*** Opening of Dataset records ***

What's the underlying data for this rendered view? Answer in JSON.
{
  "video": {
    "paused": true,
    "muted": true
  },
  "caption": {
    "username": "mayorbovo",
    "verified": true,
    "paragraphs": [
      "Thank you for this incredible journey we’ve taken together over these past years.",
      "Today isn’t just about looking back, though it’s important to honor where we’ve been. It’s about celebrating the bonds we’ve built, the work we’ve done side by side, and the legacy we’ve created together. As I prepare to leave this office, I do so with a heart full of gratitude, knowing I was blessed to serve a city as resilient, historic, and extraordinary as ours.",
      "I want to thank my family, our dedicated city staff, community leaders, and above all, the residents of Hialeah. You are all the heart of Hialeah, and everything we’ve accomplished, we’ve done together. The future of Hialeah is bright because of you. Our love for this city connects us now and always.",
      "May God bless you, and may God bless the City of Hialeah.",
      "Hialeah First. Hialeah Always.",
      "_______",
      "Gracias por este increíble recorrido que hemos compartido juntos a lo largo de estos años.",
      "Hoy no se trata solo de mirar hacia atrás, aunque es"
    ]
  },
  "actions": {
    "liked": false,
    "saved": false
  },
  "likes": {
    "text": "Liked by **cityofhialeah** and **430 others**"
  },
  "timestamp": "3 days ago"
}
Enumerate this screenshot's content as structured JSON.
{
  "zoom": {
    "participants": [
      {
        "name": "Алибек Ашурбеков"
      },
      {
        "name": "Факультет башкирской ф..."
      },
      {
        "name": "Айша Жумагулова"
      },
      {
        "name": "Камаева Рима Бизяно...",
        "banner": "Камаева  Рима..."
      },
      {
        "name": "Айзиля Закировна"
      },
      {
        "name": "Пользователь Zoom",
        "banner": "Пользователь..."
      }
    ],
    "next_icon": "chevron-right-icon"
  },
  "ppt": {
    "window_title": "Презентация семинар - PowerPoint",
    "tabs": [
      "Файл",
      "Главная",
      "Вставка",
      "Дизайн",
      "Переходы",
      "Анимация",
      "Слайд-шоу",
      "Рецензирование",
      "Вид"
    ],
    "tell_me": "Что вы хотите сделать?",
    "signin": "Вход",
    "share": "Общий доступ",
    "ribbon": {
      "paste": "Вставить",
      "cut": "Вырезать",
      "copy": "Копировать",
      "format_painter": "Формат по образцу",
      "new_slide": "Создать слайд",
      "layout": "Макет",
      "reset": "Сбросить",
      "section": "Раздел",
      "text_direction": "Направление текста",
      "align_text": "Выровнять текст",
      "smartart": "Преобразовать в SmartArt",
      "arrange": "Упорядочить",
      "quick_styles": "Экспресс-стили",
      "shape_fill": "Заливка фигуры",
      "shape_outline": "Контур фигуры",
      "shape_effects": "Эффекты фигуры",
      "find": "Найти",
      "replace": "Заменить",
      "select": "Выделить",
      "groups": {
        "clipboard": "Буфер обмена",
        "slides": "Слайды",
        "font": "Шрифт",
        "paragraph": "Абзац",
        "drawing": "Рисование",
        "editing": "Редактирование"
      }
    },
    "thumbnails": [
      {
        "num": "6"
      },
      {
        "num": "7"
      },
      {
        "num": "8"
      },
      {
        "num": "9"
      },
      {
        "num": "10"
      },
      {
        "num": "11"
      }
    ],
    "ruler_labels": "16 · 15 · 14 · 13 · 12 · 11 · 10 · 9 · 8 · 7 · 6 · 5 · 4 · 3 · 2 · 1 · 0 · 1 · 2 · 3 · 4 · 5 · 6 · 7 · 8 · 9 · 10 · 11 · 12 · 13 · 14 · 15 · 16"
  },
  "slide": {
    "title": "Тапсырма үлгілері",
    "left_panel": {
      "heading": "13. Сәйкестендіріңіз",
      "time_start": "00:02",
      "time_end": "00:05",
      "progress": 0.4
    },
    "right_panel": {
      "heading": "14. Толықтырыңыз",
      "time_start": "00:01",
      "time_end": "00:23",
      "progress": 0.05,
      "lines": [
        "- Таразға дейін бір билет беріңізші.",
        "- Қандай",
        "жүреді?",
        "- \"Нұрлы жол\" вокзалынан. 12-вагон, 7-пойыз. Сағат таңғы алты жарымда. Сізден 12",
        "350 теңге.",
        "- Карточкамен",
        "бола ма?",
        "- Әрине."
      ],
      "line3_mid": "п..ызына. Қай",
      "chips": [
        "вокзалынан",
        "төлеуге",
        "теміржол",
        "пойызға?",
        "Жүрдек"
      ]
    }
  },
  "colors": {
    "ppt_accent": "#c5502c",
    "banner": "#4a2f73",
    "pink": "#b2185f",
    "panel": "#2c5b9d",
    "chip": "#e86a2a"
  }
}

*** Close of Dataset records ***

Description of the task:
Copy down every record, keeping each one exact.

Completed task:
What's the underlying data for this rendered view? Answer in JSON.
{
  "video": {
    "paused": true,
    "muted": true
  },
  "caption": {
    "username": "mayorbovo",
    "verified": true,
    "paragraphs": [
      "Thank you for this incredible journey we’ve taken together over these past years.",
      "Today isn’t just about looking back, though it’s important to honor where we’ve been. It’s about celebrating the bonds we’ve built, the work we’ve done side by side, and the legacy we’ve created together. As I prepare to leave this office, I do so with a heart full of gratitude, knowing I was blessed to serve a city as resilient, historic, and extraordinary as ours.",
      "I want to thank my family, our dedicated city staff, community leaders, and above all, the residents of Hialeah. You are all the heart of Hialeah, and everything we’ve accomplished, we’ve done together. The future of Hialeah is bright because of you. Our love for this city connects us now and always.",
      "May God bless you, and may God bless the City of Hialeah.",
      "Hialeah First. Hialeah Always.",
      "_______",
      "Gracias por este increíble recorrido que hemos compartido juntos a lo largo de estos años.",
      "Hoy no se trata solo de mirar hacia atrás, aunque es"
    ]
  },
  "actions": {
    "liked": false,
    "saved": false
  },
  "likes": {
    "text": "Liked by **cityofhialeah** and **430 others**"
  },
  "timestamp": "3 days ago"
}
Enumerate this screenshot's content as structured JSON.
{
  "zoom": {
    "participants": [
      {
        "name": "Алибек Ашурбеков"
      },
      {
        "name": "Факультет башкирской ф..."
      },
      {
        "name": "Айша Жумагулова"
      },
      {
        "name": "Камаева Рима Бизяно...",
        "banner": "Камаева  Рима..."
      },
      {
        "name": "Айзиля Закировна"
      },
      {
        "name": "Пользователь Zoom",
        "banner": "Пользователь..."
      }
    ],
    "next_icon": "chevron-right-icon"
  },
  "ppt": {
    "window_title": "Презентация семинар - PowerPoint",
    "tabs": [
      "Файл",
      "Главная",
      "Вставка",
      "Дизайн",
      "Переходы",
      "Анимация",
      "Слайд-шоу",
      "Рецензирование",
      "Вид"
    ],
    "tell_me": "Что вы хотите сделать?",
    "signin": "Вход",
    "share": "Общий доступ",
    "ribbon": {
      "paste": "Вставить",
      "cut": "Вырезать",
      "copy": "Копировать",
      "format_painter": "Формат по образцу",
      "new_slide": "Создать слайд",
      "layout": "Макет",
      "reset": "Сбросить",
      "section": "Раздел",
      "text_direction": "Направление текста",
      "align_text": "Выровнять текст",
      "smartart": "Преобразовать в SmartArt",
      "arrange": "Упорядочить",
      "quick_styles": "Экспресс-стили",
      "shape_fill": "Заливка фигуры",
      "shape_outline": "Контур фигуры",
      "shape_effects": "Эффекты фигуры",
      "find": "Найти",
      "replace": "Заменить",
      "select": "Выделить",
      "groups": {
        "clipboard": "Буфер обмена",
        "slides": "Слайды",
        "font": "Шрифт",
        "paragraph": "Абзац",
        "drawing": "Рисование",
        "editing": "Редактирование"
      }
    },
    "thumbnails": [
      {
        "num": "6"
      },
      {
        "num": "7"
      },
      {
        "num": "8"
      },
      {
        "num": "9"
      },
      {
        "num": "10"
      },
      {
        "num": "11"
      }
    ],
    "ruler_labels": "16 · 15 · 14 · 13 · 12 · 11 · 10 · 9 · 8 · 7 · 6 · 5 · 4 · 3 · 2 · 1 · 0 · 1 · 2 · 3 · 4 · 5 · 6 · 7 · 8 · 9 · 10 · 11 · 12 · 13 · 14 · 15 · 16"
  },
  "slide": {
    "title": "Тапсырма үлгілері",
    "left_panel": {
      "heading": "13. Сәйкестендіріңіз",
      "time_start": "00:02",
      "time_end": "00:05",
      "progress": 0.4
    },
    "right_panel": {
      "heading": "14. Толықтырыңыз",
      "time_start": "00:01",
      "time_end": "00:23",
      "progress": 0.05,
      "lines": [
        "- Таразға дейін бір билет беріңізші.",
        "- Қандай",
        "жүреді?",
        "- \"Нұрлы жол\" вокзалынан. 12-вагон, 7-пойыз. Сағат таңғы алты жарымда. Сізден 12",
        "350 теңге.",
        "- Карточкамен",
        "бола ма?",
        "- Әрине."
      ],
      "line3_mid": "п..ызына. Қай",
      "chips": [
        "вокзалынан",
        "төлеуге",
        "теміржол",
        "пойызға?",
        "Жүрдек"
      ]
    }
  },
  "colors": {
    "ppt_accent": "#c5502c",
    "banner": "#4a2f73",
    "pink": "#b2185f",
    "panel": "#2c5b9d",
    "chip": "#e86a2a"
  }
}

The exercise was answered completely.